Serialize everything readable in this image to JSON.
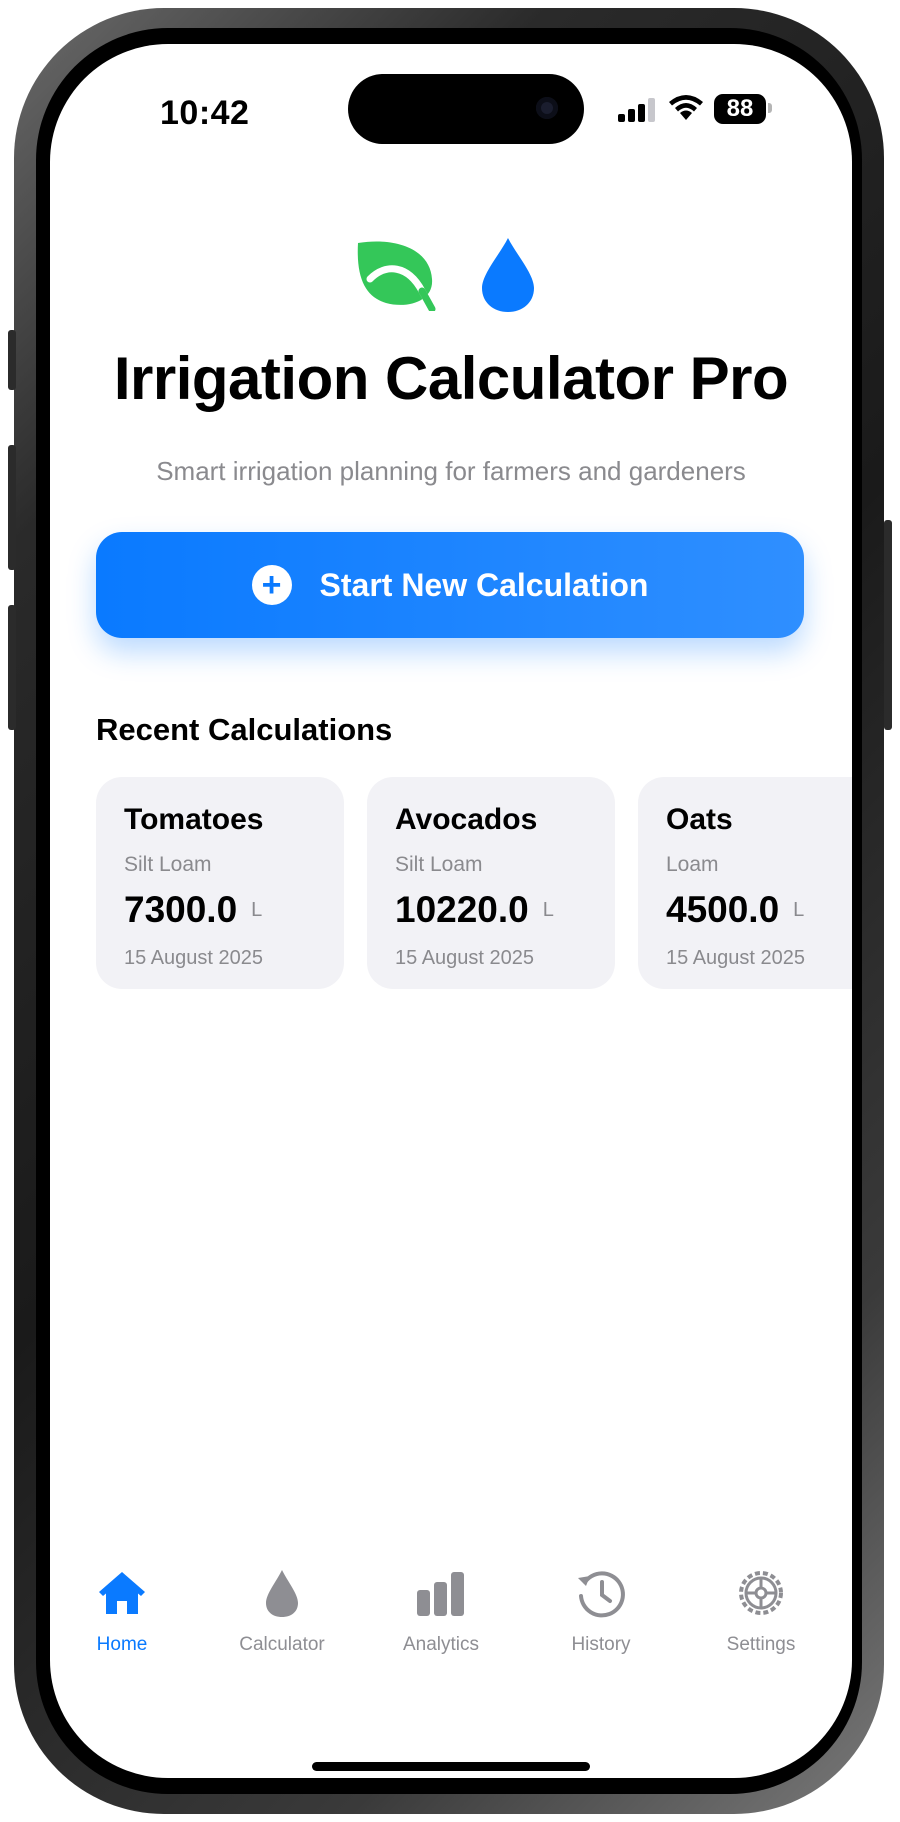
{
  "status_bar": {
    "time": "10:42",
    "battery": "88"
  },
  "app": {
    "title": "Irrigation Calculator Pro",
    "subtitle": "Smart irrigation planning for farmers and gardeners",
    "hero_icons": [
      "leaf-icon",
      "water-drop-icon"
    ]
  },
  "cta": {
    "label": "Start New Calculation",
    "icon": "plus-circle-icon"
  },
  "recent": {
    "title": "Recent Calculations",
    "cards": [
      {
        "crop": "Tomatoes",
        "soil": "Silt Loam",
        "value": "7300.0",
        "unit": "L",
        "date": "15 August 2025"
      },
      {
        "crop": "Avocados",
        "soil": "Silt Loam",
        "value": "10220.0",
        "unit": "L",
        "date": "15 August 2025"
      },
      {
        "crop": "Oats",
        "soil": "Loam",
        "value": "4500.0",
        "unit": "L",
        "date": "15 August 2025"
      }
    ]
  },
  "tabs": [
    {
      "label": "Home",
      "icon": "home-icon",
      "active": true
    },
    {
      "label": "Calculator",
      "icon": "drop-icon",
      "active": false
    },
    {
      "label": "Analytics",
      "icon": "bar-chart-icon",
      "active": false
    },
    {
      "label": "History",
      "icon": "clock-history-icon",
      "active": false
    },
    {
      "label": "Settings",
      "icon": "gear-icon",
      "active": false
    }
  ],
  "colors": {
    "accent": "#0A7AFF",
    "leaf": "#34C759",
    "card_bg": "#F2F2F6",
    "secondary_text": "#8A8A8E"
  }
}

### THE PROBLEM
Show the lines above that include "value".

### EXERCISE SOLUTION
        "value": "7300.0",
        "value": "10220.0",
        "value": "4500.0",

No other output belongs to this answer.